    Delayed for nearly two years because of the pandemic, Andy Summers’ Harmonics of the Night finally sees the light of day, and it is a welcome musical postcard from the venerable veteran guitarist, especially in these unusual times. The title is very appropriate as the overall feel of the album is very nocturnal. Unlike the previous two installments of Summers’ almost entirely self-performed trilogy (Metal Dog and Triboluminescence), drums, percussion, and synthesizers are minimal or nearly nonexistent, allowing Summers to use mostly his guitars to create quiet serenity out of the shadows. “City of Crocodiles” and “Chronosthesia” percolate with darkly lyrical rhythms over which gradually ascending leads and solos twist and turn and reach and yearn. “Mirror in the Dirt” channels “Chocolate of the Desperate” from Synaesthesia and “If Anything” from Triboluminescence with its edgy guitar phrasing over synthesizers. “Prairie” and “Aphelion” revel in Summers’ classic otherworldly tones. The beautiful and tranquil “Inamorata,” one of two transcendental acoustic guitar pieces on the record, features traces of guitar synthesizer. (A whole solo album of tracks like “Prairie” and “Aphelion” would be awesome, as would a whole solo album of tracks like “Inamorata.”) This is the closest any of Summers’ albums have come to resembling the sound and feel of his 1988 minimalist masterpiece, Mysterious Barricades. As a result, this is Summers’ most pensive, thoughtful, and sensitive effort since that stellar recording.

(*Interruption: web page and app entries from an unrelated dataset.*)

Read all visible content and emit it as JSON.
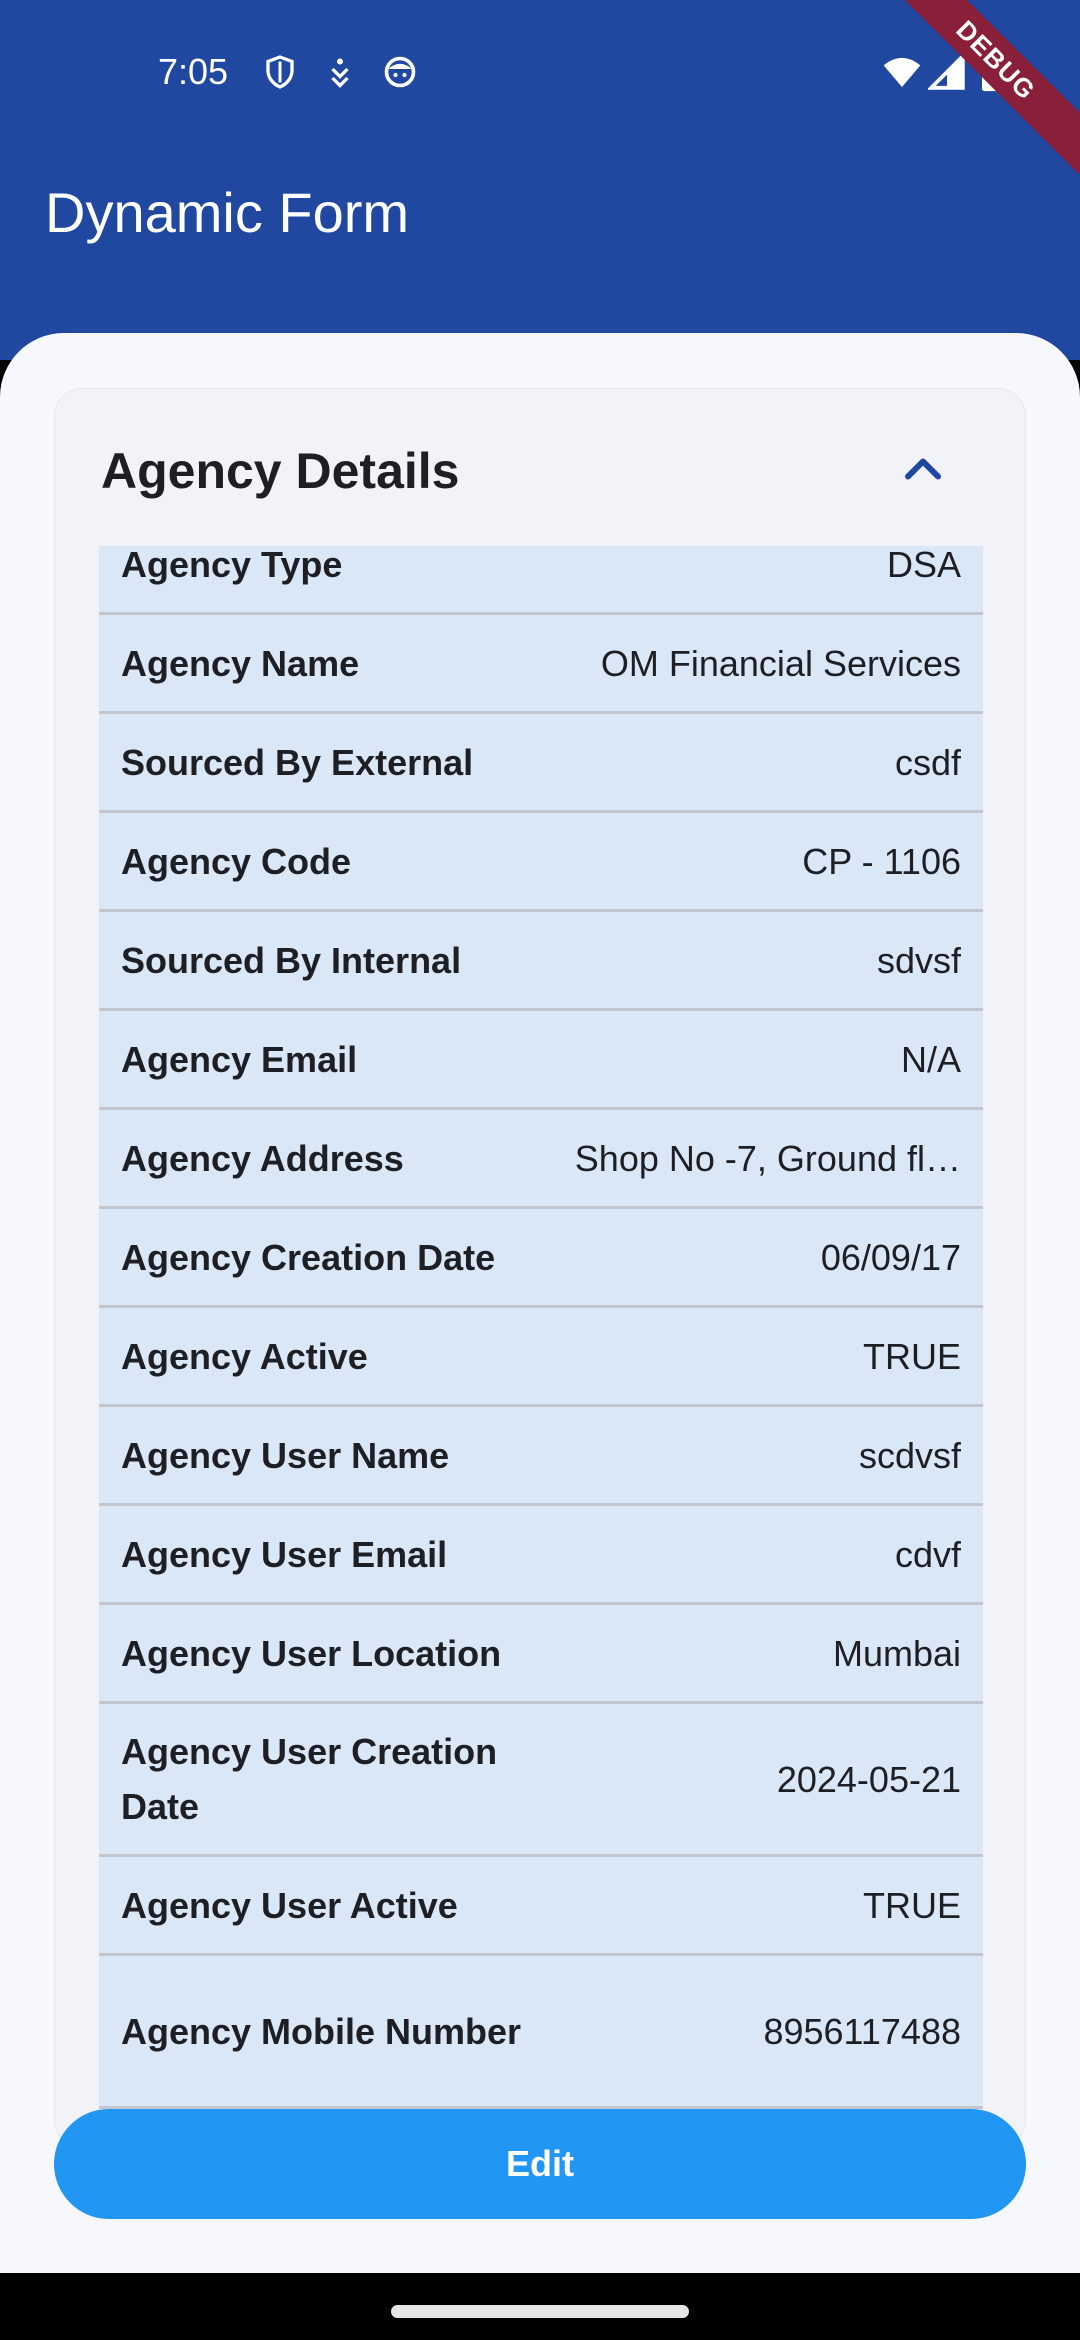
{
  "status_bar": {
    "time": "7:05",
    "left_icons": [
      "shield-icon",
      "download-icon",
      "face-icon"
    ],
    "right_icons": [
      "wifi-icon",
      "signal-icon",
      "battery-icon"
    ],
    "debug_label": "DEBUG"
  },
  "app_bar": {
    "title": "Dynamic Form"
  },
  "card": {
    "title": "Agency Details",
    "collapse_icon": "chevron-up-icon",
    "rows": [
      {
        "label": "Agency Type",
        "value": "DSA"
      },
      {
        "label": "Agency Name",
        "value": "OM Financial Services"
      },
      {
        "label": "Sourced By External",
        "value": "csdf"
      },
      {
        "label": "Agency Code",
        "value": "CP - 1106"
      },
      {
        "label": "Sourced By Internal",
        "value": "sdvsf"
      },
      {
        "label": "Agency Email",
        "value": "N/A"
      },
      {
        "label": "Agency Address",
        "value": "Shop No -7, Ground fl…"
      },
      {
        "label": "Agency Creation Date",
        "value": "06/09/17"
      },
      {
        "label": "Agency Active",
        "value": "TRUE"
      },
      {
        "label": "Agency User Name",
        "value": "scdvsf"
      },
      {
        "label": "Agency User Email",
        "value": "cdvf"
      },
      {
        "label": "Agency User Location",
        "value": "Mumbai"
      },
      {
        "label": "Agency User Creation Date",
        "value": "2024-05-21"
      },
      {
        "label": "Agency User Active",
        "value": "TRUE"
      },
      {
        "label": "Agency Mobile Number",
        "value": "8956117488"
      }
    ]
  },
  "actions": {
    "edit_label": "Edit"
  },
  "colors": {
    "app_bar": "#2148a0",
    "row_bg": "#dae7f7",
    "edit_button": "#2196f3",
    "debug_ribbon": "#8a1f3a"
  }
}
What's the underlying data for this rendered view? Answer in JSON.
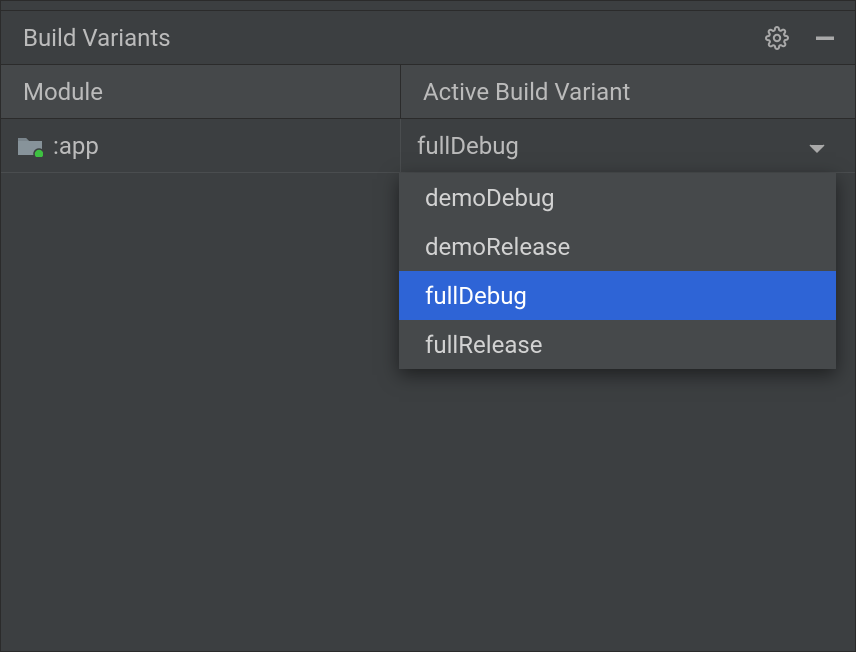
{
  "panel": {
    "title": "Build Variants"
  },
  "columns": {
    "module": "Module",
    "variant": "Active Build Variant"
  },
  "row": {
    "module": ":app",
    "variant": "fullDebug"
  },
  "dropdown": {
    "options": [
      {
        "label": "demoDebug"
      },
      {
        "label": "demoRelease"
      },
      {
        "label": "fullDebug"
      },
      {
        "label": "fullRelease"
      }
    ],
    "selected_index": 2
  }
}
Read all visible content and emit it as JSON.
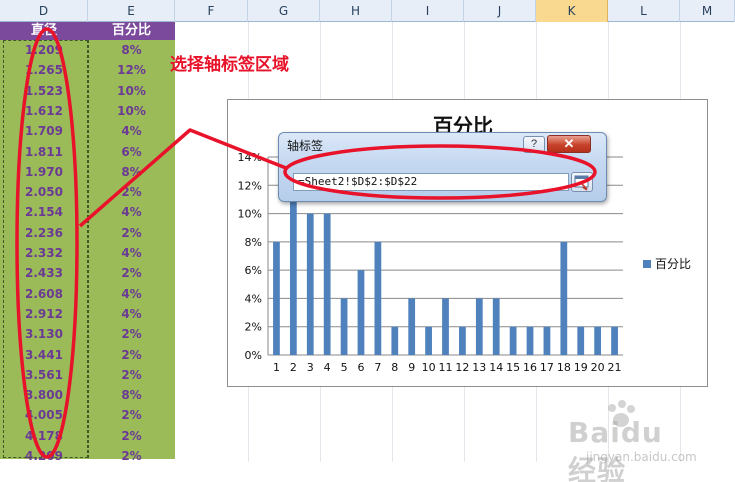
{
  "columns": [
    "D",
    "E",
    "F",
    "G",
    "H",
    "I",
    "J",
    "K",
    "L",
    "M"
  ],
  "selected_column": "K",
  "table": {
    "headers": [
      "直径",
      "百分比"
    ],
    "rows": [
      [
        "1.209",
        "8%"
      ],
      [
        "1.265",
        "12%"
      ],
      [
        "1.523",
        "10%"
      ],
      [
        "1.612",
        "10%"
      ],
      [
        "1.709",
        "4%"
      ],
      [
        "1.811",
        "6%"
      ],
      [
        "1.970",
        "8%"
      ],
      [
        "2.050",
        "2%"
      ],
      [
        "2.154",
        "4%"
      ],
      [
        "2.236",
        "2%"
      ],
      [
        "2.332",
        "4%"
      ],
      [
        "2.433",
        "2%"
      ],
      [
        "2.608",
        "4%"
      ],
      [
        "2.912",
        "4%"
      ],
      [
        "3.130",
        "2%"
      ],
      [
        "3.441",
        "2%"
      ],
      [
        "3.561",
        "2%"
      ],
      [
        "3.800",
        "8%"
      ],
      [
        "4.005",
        "2%"
      ],
      [
        "4.178",
        "2%"
      ],
      [
        "4.209",
        "2%"
      ]
    ]
  },
  "annotation": "选择轴标签区域",
  "dialog": {
    "title": "轴标签",
    "help_label": "?",
    "close_label": "✕",
    "range_value": "=Sheet2!$D$2:$D$22"
  },
  "chart_data": {
    "type": "bar",
    "title": "百分比",
    "categories": [
      "1",
      "2",
      "3",
      "4",
      "5",
      "6",
      "7",
      "8",
      "9",
      "10",
      "11",
      "12",
      "13",
      "14",
      "15",
      "16",
      "17",
      "18",
      "19",
      "20",
      "21"
    ],
    "series": [
      {
        "name": "百分比",
        "values": [
          8,
          12,
          10,
          10,
          4,
          6,
          8,
          2,
          4,
          2,
          4,
          2,
          4,
          4,
          2,
          2,
          2,
          8,
          2,
          2,
          2
        ]
      }
    ],
    "yticks": [
      "0%",
      "2%",
      "4%",
      "6%",
      "8%",
      "10%",
      "12%",
      "14%"
    ],
    "ylim": [
      0,
      14
    ],
    "grid": true,
    "legend": "right",
    "bar_color": "#4f81bd"
  },
  "watermark": {
    "brand": "Baidu经验",
    "sub": "jingyan.baidu.com"
  },
  "colors": {
    "annotation_red": "#e8132a",
    "data_green": "#9bbb59",
    "header_purple": "#7c4a9c",
    "value_text": "#6b3a94"
  }
}
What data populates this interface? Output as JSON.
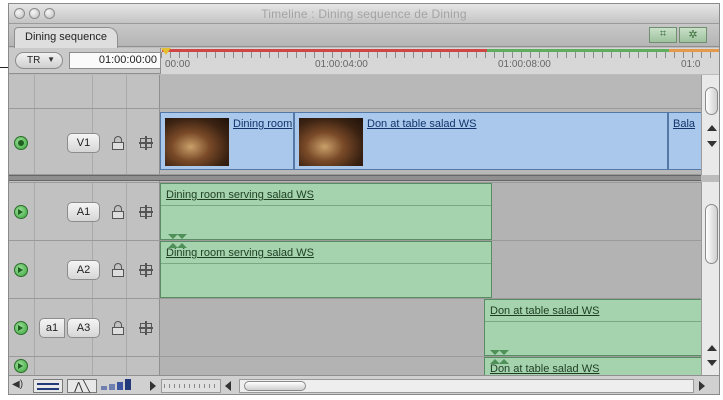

There are also sonic elements that recall Summers’ 1980s albums with Robert Fripp – I Advance Masked and Bewitched – as well as flashes here and there of Summers’ signature sound as found in both his work with The Police and his solo career. But then again, all of Summers’ albums, including this one, are his signature sound, aren’t they? Harmonics of the Night is a cinematic musical journey well worth taking, courtesy of the always reliable and ever dependably unpredictable Andy Summers.